I AM also going to talk to a local restaurant about having a summer job there under a contract as a strolling magician. 2-3 days a week for 1.5-2 hours a day. What resources do I have on the subject of restaurant magic? Kirk Charle's Complete Guide to Restaurant Magic. What did I learn from it? Always carry extra props because [edited] will happen. How to make a good contract. How to get a 99% chance of being hired for at least one night. How much to charge. Who to perform to and who to avoid. How to approach a table. And when and when not to approach a table. The best way to dress, and to not over-dress compared to the manager. What did I think up on my own? To create a "Rate the magician" card for the first night that I work. Show the manager how many people liked me, and how many didn't. Also to show the manager if they will now mention the restaurant to a friend because of me (which every restaurant worker here knows, basically tells the manager that I am justified in charging "x" amount of money).
Am I in magic to make money? Yes AND No.
Am I into magic to become famous? No, however nice that may be, it is not the reason I do magic.
Am I in magic because I love it? Yes.
Is the only reason I wish to make money doing magic is to make a living and support myself and my future family doing what I love? Yes
What is my main reason I love magic so much? The look of astoundment, amazement, and astonishment in a spectator's eyes when an effect is perfectly executed.
If you skipped ahead most of this reply because of the length, stop here and continue reading please.
And now to everyone who still believes I am too young to start doing magic professionally (even though I already have shows lined up and have shows under my belt, it does not make me a professional) I will tell you what Johnny Thompson himself told me when I saw him at Hank Lee's Annual Cape Cod Magic Conclave on the last day of the convention when I sat down and talked one on one with him for a few minutes.

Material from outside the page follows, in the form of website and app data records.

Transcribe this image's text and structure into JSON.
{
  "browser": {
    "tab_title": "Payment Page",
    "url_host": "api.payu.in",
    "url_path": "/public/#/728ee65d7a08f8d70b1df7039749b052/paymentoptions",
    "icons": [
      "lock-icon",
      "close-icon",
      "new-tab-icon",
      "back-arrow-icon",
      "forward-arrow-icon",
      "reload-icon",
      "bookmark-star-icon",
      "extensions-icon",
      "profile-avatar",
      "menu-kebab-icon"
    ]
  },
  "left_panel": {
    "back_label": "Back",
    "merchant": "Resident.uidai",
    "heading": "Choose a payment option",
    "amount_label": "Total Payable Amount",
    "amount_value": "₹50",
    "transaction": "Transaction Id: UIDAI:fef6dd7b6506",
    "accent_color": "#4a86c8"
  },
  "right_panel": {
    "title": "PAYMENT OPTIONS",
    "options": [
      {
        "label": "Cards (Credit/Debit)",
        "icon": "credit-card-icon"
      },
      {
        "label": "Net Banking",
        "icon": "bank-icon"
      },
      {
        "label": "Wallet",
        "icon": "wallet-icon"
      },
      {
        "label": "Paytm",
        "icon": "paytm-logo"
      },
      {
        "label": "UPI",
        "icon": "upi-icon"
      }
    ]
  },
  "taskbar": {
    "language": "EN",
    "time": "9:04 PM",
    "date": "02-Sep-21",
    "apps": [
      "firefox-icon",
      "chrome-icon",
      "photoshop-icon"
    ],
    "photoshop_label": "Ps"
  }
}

He told me to do as many shows as I can, do them for free, and do them everywhere. Do not do them to get rich, and do not do them to become famous. Work at hospitals, do shows for kids, perform every minute you can and anywhere you can.
Now, I already planned on doing the above but was hesitant; hearing them from Johnny Thompson himself made all the difference to me.
He started out that way, and he started out in his teens. He NEVER did magic to become famous, but to make a living and support his family doing what he loved.
I know I probably did not turn many of you with my post...I know everyone except a special one or two of you read the entire thing (and for those that did not, I encourage you do take the time and do so when you get a chance)..But as long as I made one of you see the light, even if just barely, with this post, then my job here is done.
I also apologize for the lengthiness of this post, but I believe everything that was said, was essential to be put out there, out in the open.
All the best to all of you, and all your magic,